In the first Reading of these days we listened to Stephen's martyrdom: it's a simple thing, that happened. The doctors of the Law did not tolerate the clarity of the doctrine, and as it came out they went to ask someone to say that they had heard that Stephen blaspheme against God, against the Law. And after that, they attacked him and stoned him: simple as that. It is a structure of action that is not the first: they did the same with Jesus . They tried to convince the people who were there that he was a blasphemer and they shouted: "Crucify him." This is acting like beasts. Acting like beasts, starting with false testimonies to arrive at injustice. That's the pattern. Even in the Bible there are cases like this: they did the same to Susanna , they did the same to Naboth, then Aman tried to do the same with the people of God. False news, slander that ignites the people who then demand justice. It's a lynching, a real lynching.

And so, they bring it to the judge, for the judge to give legal formality to this: but he has already been judged, the judge must be very, very brave to go against such a popular judgment, done on purpose, prepared. This is the case of Pilate: Pilate clearly saw that Jesus was innocent, but he saw the people, he washed his hands of it. It's a way of doing law. Even today we see it: it takes place even today, in some countries, when they want to make a coup or take out some politician so that he does not go to the elections or whatever, this is done: false news, slander, then they rely on a judge that is to their liking to create law in these types of situations that lead to a condemnation. It's a social lynching. And this is what was done with Stephen, that's how Stephen's judgment was made: brought to be judged, someone who had already been judged by the deceived people.

This also happens with today's martyrs: that judges have no chance of doing justice because they come already judged. Let us think of Asia Bibi, for example, that we have seen: ten years in prison because she had been judged by slander and a people who wanted her death. In the face of this avalanche of false news that creates opinion, so often nothing can be done: nothing can be done.

I think a lot about this, the Holocaust. The Holocaust is such an example: an opinion was created against a people and then it was normal: "Yes, yes: they must be killed, they must be killed". This is a way to proceed to get rid of people who are bothering you, disturbing you.

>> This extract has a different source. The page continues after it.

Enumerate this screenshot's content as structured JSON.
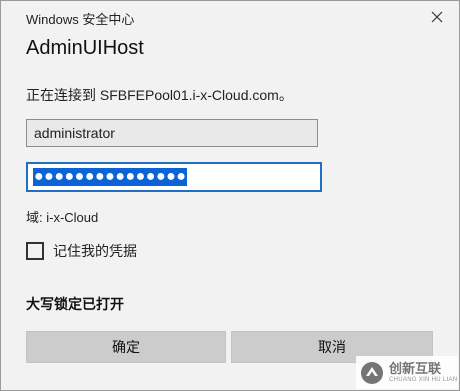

We all know that this is not good, but what we do not know is that there is a small daily lynching that tries to condemn people, to create a bad reputation for people, to discard them, to condemn them: the little daily lynching of gossip that creates an opinion. And so often we hear someone say: "But no, this person is a good person!" – "No , no: it is said that ...", and with that "it is said that" you create an opinion to take down a person.
 
Truth is something else: truth is the testimony of the truth, of the things that a person believes; the truth is clear, it is transparent. Truth does not tolerate oppression. Let us look at Stephen, a martyr: the first martyr after Jesus. The first martyr. Let us think of the apostles: they have all given witness. And let us think of so many martyrs who – even the one of today, St. Peter Chanel – it was the chatter that created the opinion that he was against the king ... a reputation is created, and he must be killed.
 
And let us think about ourselves, of our language: so often we, with our comments, begin such a lynching. And in our Christian institutions, we have seen so many daily lynchings that were born from gossip.

May the Lord help us to be just in our judgments, not to begin or follow this mass condemnation that is provoked by gossip.